*THE DATA*:
--- --- ---

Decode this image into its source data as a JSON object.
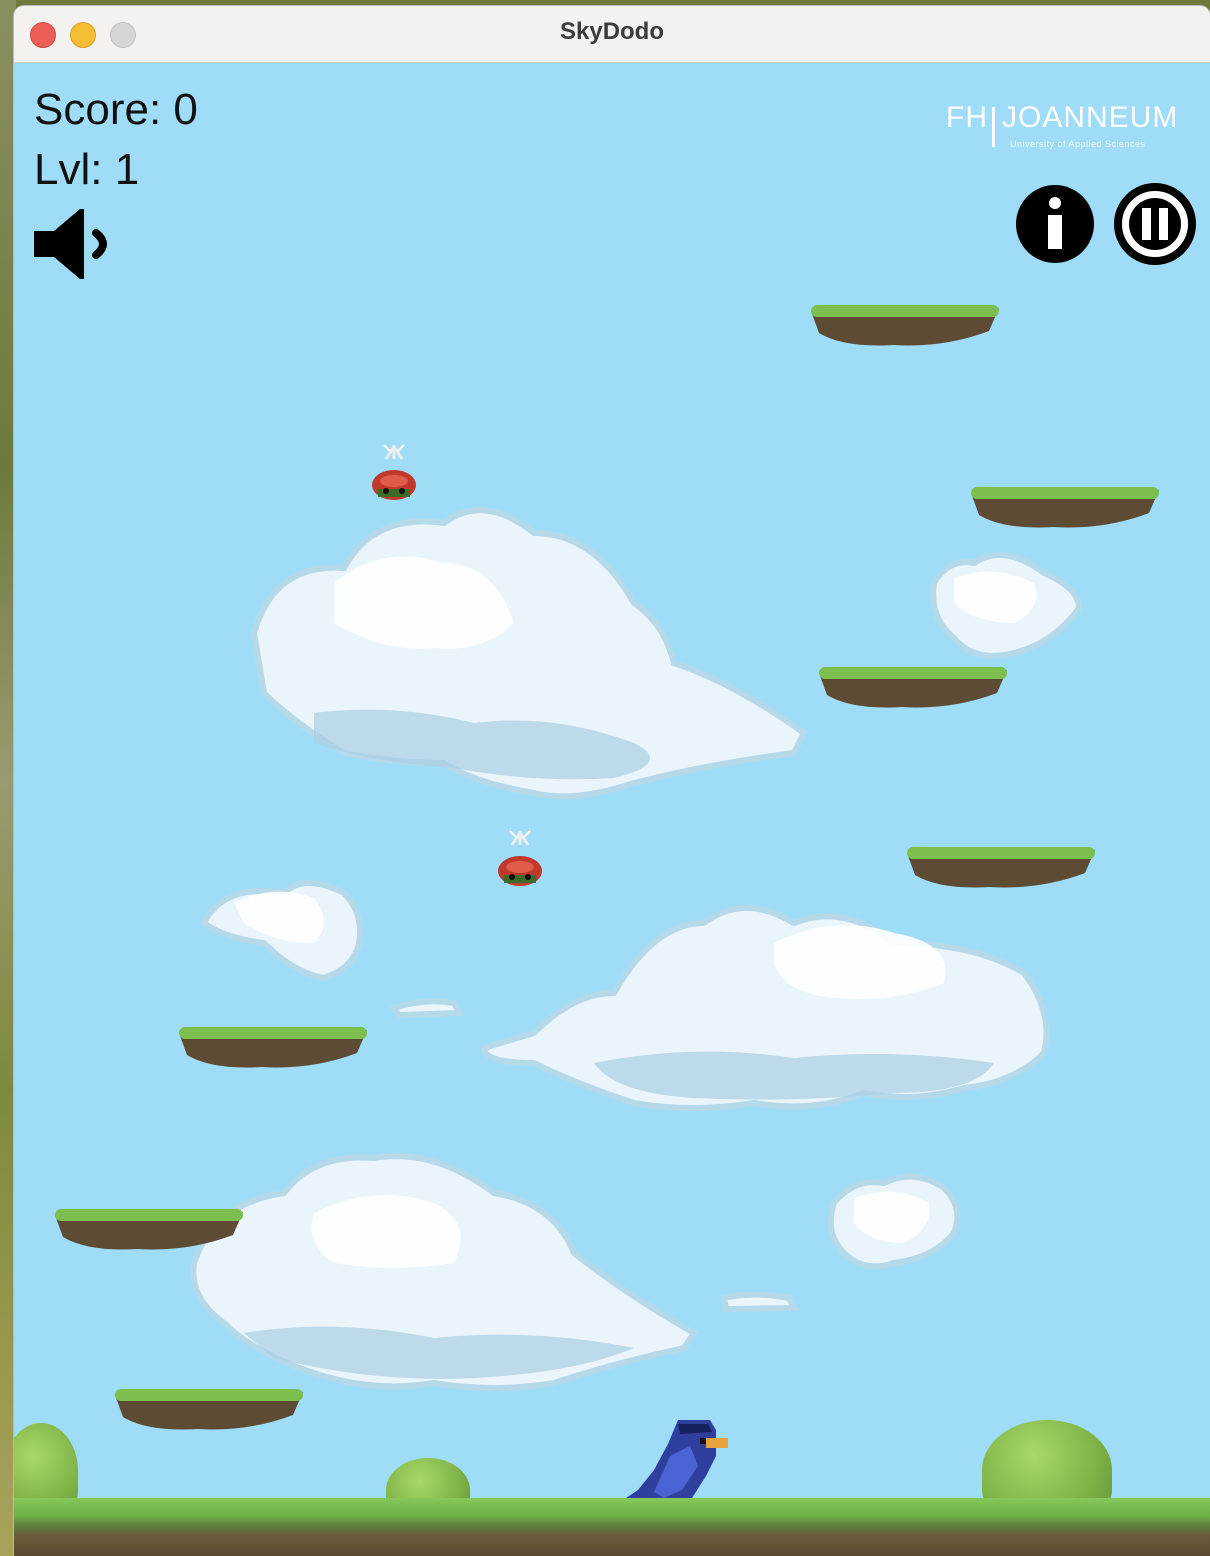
{
  "window": {
    "title": "SkyDodo"
  },
  "hud": {
    "score_label": "Score: 0",
    "level_label": "Lvl: 1"
  },
  "logo": {
    "brand": "FH",
    "name": "JOANNEUM",
    "tagline": "University of Applied Sciences"
  },
  "controls": {
    "sound": "speaker-icon",
    "info": "info-icon",
    "pause": "pause-icon"
  },
  "colors": {
    "sky": "#9fdcf8",
    "grass": "#7cbf4f",
    "dirt": "#5e4b33",
    "bird": "#2f3f9e",
    "beetle": "#c0392b"
  },
  "scene": {
    "platform_count": 7,
    "enemy_count": 2,
    "player": "bird"
  }
}
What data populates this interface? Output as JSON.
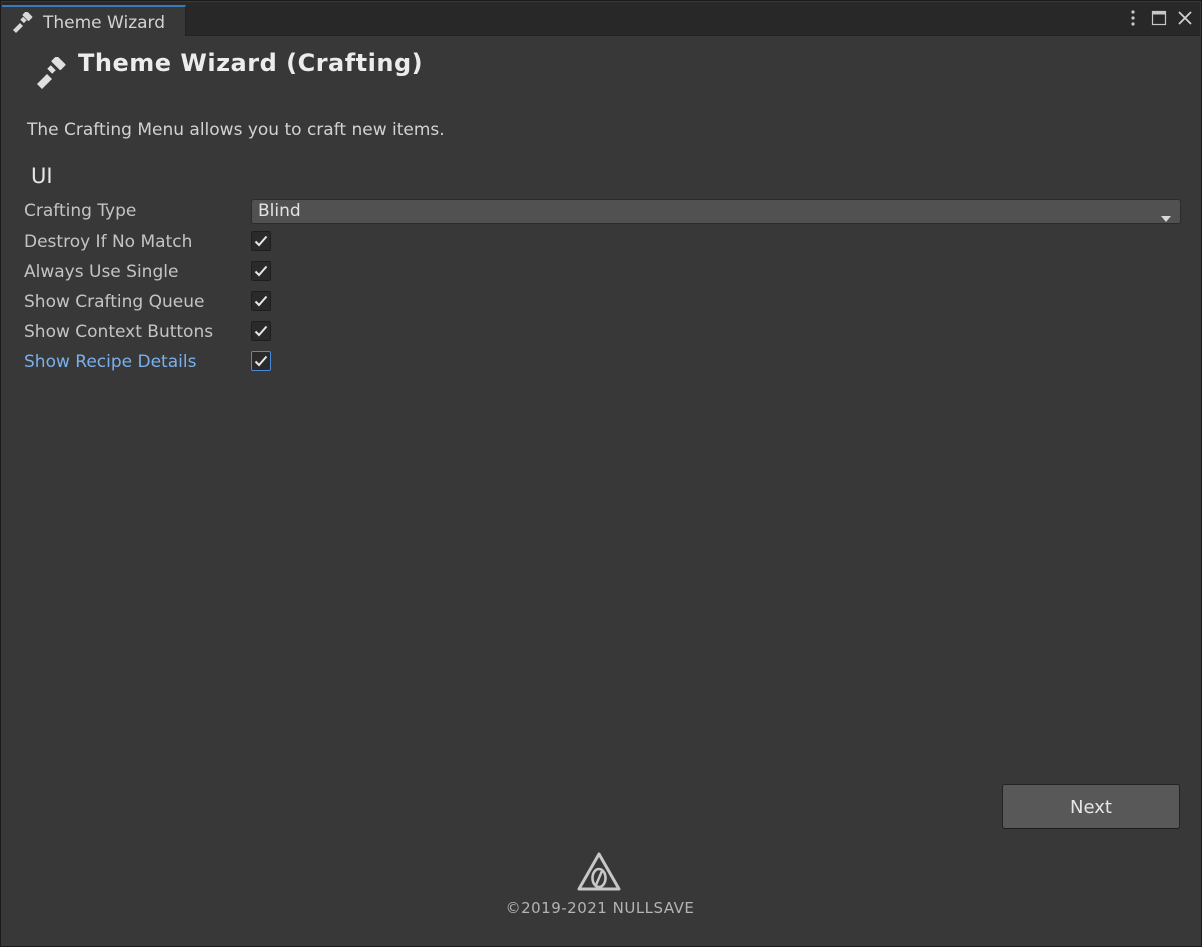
{
  "window": {
    "tab_title": "Theme Wizard",
    "controls": [
      "more-options-icon",
      "maximize-icon",
      "close-icon"
    ]
  },
  "header": {
    "title": "Theme Wizard (Crafting)",
    "icon": "paintbrush-icon"
  },
  "description": "The Crafting Menu allows you to craft new items.",
  "section": {
    "title": "UI"
  },
  "fields": {
    "crafting_type": {
      "label": "Crafting Type",
      "value": "Blind"
    },
    "destroy_if_no_match": {
      "label": "Destroy If No Match",
      "checked": true
    },
    "always_use_single": {
      "label": "Always Use Single",
      "checked": true
    },
    "show_crafting_queue": {
      "label": "Show Crafting Queue",
      "checked": true
    },
    "show_context_buttons": {
      "label": "Show Context Buttons",
      "checked": true
    },
    "show_recipe_details": {
      "label": "Show Recipe Details",
      "checked": true,
      "focused": true
    }
  },
  "buttons": {
    "next_label": "Next"
  },
  "footer": {
    "logo": "nullsave-logo-icon",
    "copyright": "©2019-2021 NULLSAVE"
  },
  "colors": {
    "background": "#383838",
    "tab_accent": "#3a79bb",
    "focus_label": "#7ab0ee"
  }
}
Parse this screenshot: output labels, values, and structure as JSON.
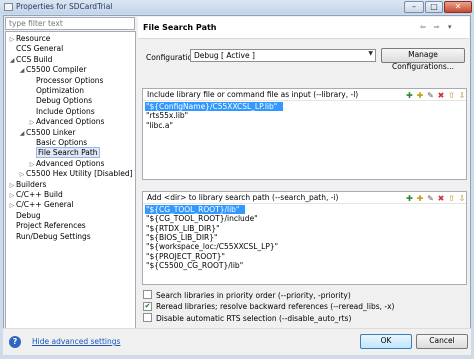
{
  "window": {
    "title": "Properties for SDCardTrial",
    "minimize": "–",
    "maximize": "□",
    "close": "✕"
  },
  "filter": {
    "placeholder": "type filter text"
  },
  "tree": [
    {
      "label": "Resource",
      "arrow": "▷",
      "indent": 0
    },
    {
      "label": "CCS General",
      "arrow": "",
      "indent": 0
    },
    {
      "label": "CCS Build",
      "arrow": "◢",
      "indent": 0
    },
    {
      "label": "C5500 Compiler",
      "arrow": "◢",
      "indent": 1
    },
    {
      "label": "Processor Options",
      "arrow": "",
      "indent": 2
    },
    {
      "label": "Optimization",
      "arrow": "",
      "indent": 2
    },
    {
      "label": "Debug Options",
      "arrow": "",
      "indent": 2
    },
    {
      "label": "Include Options",
      "arrow": "",
      "indent": 2
    },
    {
      "label": "Advanced Options",
      "arrow": "▷",
      "indent": 2
    },
    {
      "label": "C5500 Linker",
      "arrow": "◢",
      "indent": 1
    },
    {
      "label": "Basic Options",
      "arrow": "",
      "indent": 2
    },
    {
      "label": "File Search Path",
      "arrow": "",
      "indent": 2,
      "selected": true
    },
    {
      "label": "Advanced Options",
      "arrow": "▷",
      "indent": 2
    },
    {
      "label": "C5500 Hex Utility  [Disabled]",
      "arrow": "▷",
      "indent": 1
    },
    {
      "label": "Builders",
      "arrow": "▷",
      "indent": 0
    },
    {
      "label": "C/C++ Build",
      "arrow": "▷",
      "indent": 0
    },
    {
      "label": "C/C++ General",
      "arrow": "▷",
      "indent": 0
    },
    {
      "label": "Debug",
      "arrow": "",
      "indent": 0
    },
    {
      "label": "Project References",
      "arrow": "",
      "indent": 0
    },
    {
      "label": "Run/Debug Settings",
      "arrow": "",
      "indent": 0
    }
  ],
  "page": {
    "title": "File Search Path",
    "back": "⇦",
    "fwd": "⇨",
    "menu": "▾"
  },
  "configuration": {
    "label": "Configuration:",
    "value": "Debug  [ Active ]",
    "manage_button": "Manage Configurations..."
  },
  "library_group": {
    "heading": "Include library file or command file as input (--library, -l)",
    "items": [
      "\"${ConfigName}/C55XXCSL_LP.lib\"",
      "\"rts55x.lib\"",
      "\"libc.a\""
    ],
    "tools": [
      "add-icon",
      "add-workspace-icon",
      "edit-icon",
      "delete-icon",
      "move-up-icon",
      "move-down-icon"
    ]
  },
  "search_group": {
    "heading": "Add <dir> to library search path (--search_path, -i)",
    "items": [
      "\"${CG_TOOL_ROOT}/lib\"",
      "\"${CG_TOOL_ROOT}/include\"",
      "\"${RTDX_LIB_DIR}\"",
      "\"${BIOS_LIB_DIR}\"",
      "\"${workspace_loc:/C55XXCSL_LP}\"",
      "\"${PROJECT_ROOT}\"",
      "\"${C5500_CG_ROOT}/lib\""
    ],
    "tools": [
      "add-icon",
      "add-workspace-icon",
      "edit-icon",
      "delete-icon",
      "move-up-icon",
      "move-down-icon"
    ]
  },
  "options": [
    {
      "label": "Search libraries in priority order (--priority, -priority)",
      "checked": false
    },
    {
      "label": "Reread libraries; resolve backward references (--reread_libs, -x)",
      "checked": true
    },
    {
      "label": "Disable automatic RTS selection (--disable_auto_rts)",
      "checked": false
    }
  ],
  "footer": {
    "help_icon": "?",
    "link": "Hide advanced settings",
    "ok": "OK",
    "cancel": "Cancel"
  }
}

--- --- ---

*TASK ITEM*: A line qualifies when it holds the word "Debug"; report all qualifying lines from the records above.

*REPLY TO THE TASK*:
      "label": "Debug Options",
      "label": "Debug",
      "label": "Run/Debug Settings",
    "value": "Debug  [ Active ]",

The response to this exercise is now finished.